In week two, I sign up for a day with Food Cycle, a charity aiming to alleviate food poverty and social isolation. They have hubs all over the UK and teams of volunteers collect food surplus from supermarkets, independent stores and grocers, prepare it and serve and welcome clients from local communities.
I volunteer at a kitchen in Tooting. We all rifle through our booty: donations of potatoes, broccoli, peppers, grapefruit, cherries and bread, and we need to fill in a few gaps food-wise, so I head off with a couple of my kitchen comrades to cajole local market sellers into parting with their wares. It’s great fun: and I feel like a lottery winner as we head back to the kitchen with our extra goods.
I stand in the street with a sign inviting passers-by to come have a three-course meal for free. Many ignore me entirely, a few stop and ask questions, and just one or two decide to actually come in. In the end we serve 15 meals, but we could have offered three times that. It seems that not everyone is comfortable with the notion of something for nothing.
That week I also discover Borrow My Doggy. This website matches dog-lovers who can’t or don’t own their own canines with owners who need someone to mind or walk theirs. The idea is that you build up a relationship with the dog, and, at the same time, forge a hound-centred friendship with the owner.
I meet up with Rikke Rosenlund, the dog-mad founder of the website, and borrow a sweet and sociable Terrier called Elvis from her. I walk him on Wimbledon Common and enjoy cuddles with him. It’s fantastically therapeutic and I can see myself doing this again.
Meanwhile, on Streetbank I see a woman is offering free Reiki. I could do with a bit of spiritual pampering, so I eagerly reply – but never hear back. There is definitely a hit-and-miss element that goes hand-in-hand with this gift culture.
One Sunday lunchtime, I head to the Buddhist Thai Buddhapadipa Temple in Wimbledon. It is one of the many places of worship in London to offer free meals to all. I arrive a bit late and shyly stand in front of pots of curries and salad as spicy morsels are ladled onto my plate by a smiling volunteer.

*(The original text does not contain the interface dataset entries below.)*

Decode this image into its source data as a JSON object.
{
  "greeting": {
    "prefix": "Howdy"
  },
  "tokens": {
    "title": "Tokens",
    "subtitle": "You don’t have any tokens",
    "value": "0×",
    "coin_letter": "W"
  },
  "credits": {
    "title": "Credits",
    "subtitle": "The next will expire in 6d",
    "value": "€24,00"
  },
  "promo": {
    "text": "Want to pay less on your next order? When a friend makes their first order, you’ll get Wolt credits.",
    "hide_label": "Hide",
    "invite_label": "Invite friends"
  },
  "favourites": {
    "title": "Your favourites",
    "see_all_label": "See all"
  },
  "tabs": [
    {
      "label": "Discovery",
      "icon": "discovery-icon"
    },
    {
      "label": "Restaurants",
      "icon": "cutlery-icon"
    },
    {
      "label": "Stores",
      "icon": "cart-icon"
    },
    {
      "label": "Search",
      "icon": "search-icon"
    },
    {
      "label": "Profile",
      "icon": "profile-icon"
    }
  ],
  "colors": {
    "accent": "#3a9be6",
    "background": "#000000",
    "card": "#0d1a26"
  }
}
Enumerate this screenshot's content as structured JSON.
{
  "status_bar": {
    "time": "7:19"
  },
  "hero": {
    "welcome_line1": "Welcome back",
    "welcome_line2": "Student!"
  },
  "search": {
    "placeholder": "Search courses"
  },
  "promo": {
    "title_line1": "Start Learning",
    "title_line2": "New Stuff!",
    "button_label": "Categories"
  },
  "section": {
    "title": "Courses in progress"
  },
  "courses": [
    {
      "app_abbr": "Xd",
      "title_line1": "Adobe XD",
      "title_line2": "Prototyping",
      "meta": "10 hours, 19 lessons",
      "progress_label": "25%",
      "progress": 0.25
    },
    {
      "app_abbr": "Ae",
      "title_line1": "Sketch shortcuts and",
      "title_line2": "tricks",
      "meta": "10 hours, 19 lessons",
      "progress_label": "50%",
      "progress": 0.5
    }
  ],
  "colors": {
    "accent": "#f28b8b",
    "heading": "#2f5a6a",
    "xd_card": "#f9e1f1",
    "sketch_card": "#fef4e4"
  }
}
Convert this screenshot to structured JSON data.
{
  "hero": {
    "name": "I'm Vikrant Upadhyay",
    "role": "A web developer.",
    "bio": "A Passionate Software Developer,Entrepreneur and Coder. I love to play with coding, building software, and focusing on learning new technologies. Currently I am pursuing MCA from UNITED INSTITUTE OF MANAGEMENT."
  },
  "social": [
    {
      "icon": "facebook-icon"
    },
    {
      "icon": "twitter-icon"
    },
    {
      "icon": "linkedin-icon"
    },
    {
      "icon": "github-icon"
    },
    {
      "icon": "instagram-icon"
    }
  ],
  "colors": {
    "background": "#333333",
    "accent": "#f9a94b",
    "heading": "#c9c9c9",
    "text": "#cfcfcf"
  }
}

I eat my food on the temple steps, surrounded by woodland, a pond and gardens, and feel my equilibrium restored. I vow to visit more often and not just on a Sunday.
That evening, I log on to Impossible.com, the gift culture site of actress, model and activist Lily Cole, where you can post wishes and hope for them to be fulfilled. One woman is looking for some items to raffle in a charity ball, and so I offer a bottle of Champagne I’d won through work. A flurry of messages ensues – she seems delighted, but then mysteriously falls silent before I can get the bubbly to her. Another miss.
But on the upside, I’m shortly due to go to the Wilderness Festival, on the outskirts of Oxford and rain is forecast, so I put out the feelers for a pair of wellies. Local mum Nicola offers me her spotty ones on Streetlife, while Stephanie on Streetbank says she also has a pair I can use. I’m spoilt for choice!
In my final week, I gather up a few unloved glad rags and head to Spitalfields in east London and Mrs Bear’s Swap Shop. You bring in clothes, shoes or accessories – they're all graded, then you're given a coupon and you can scan the rails for an equivalent number of items.
The vibe is friendly, the stuff on the rails looks good and the room is packed with women of all ages. There is a lovely feeling of sisterhood as we ask each other for second opinions, help with stubborn zips or to wriggle out of too-tight tops. The black fedora and candy-stripe shirt that I head home with almost seems like a bonus.
While it’s been exciting to discover these innovative sharing ventures and to save money, the most touching aspect of my challenge has been the kindness of strangers and the connections I’ve made. It is heartening to know that in this vast metropolis, community is thriving. I plan to keep exploring the possibilities, and the sharing economy has now become an integral part of the fabric of my life.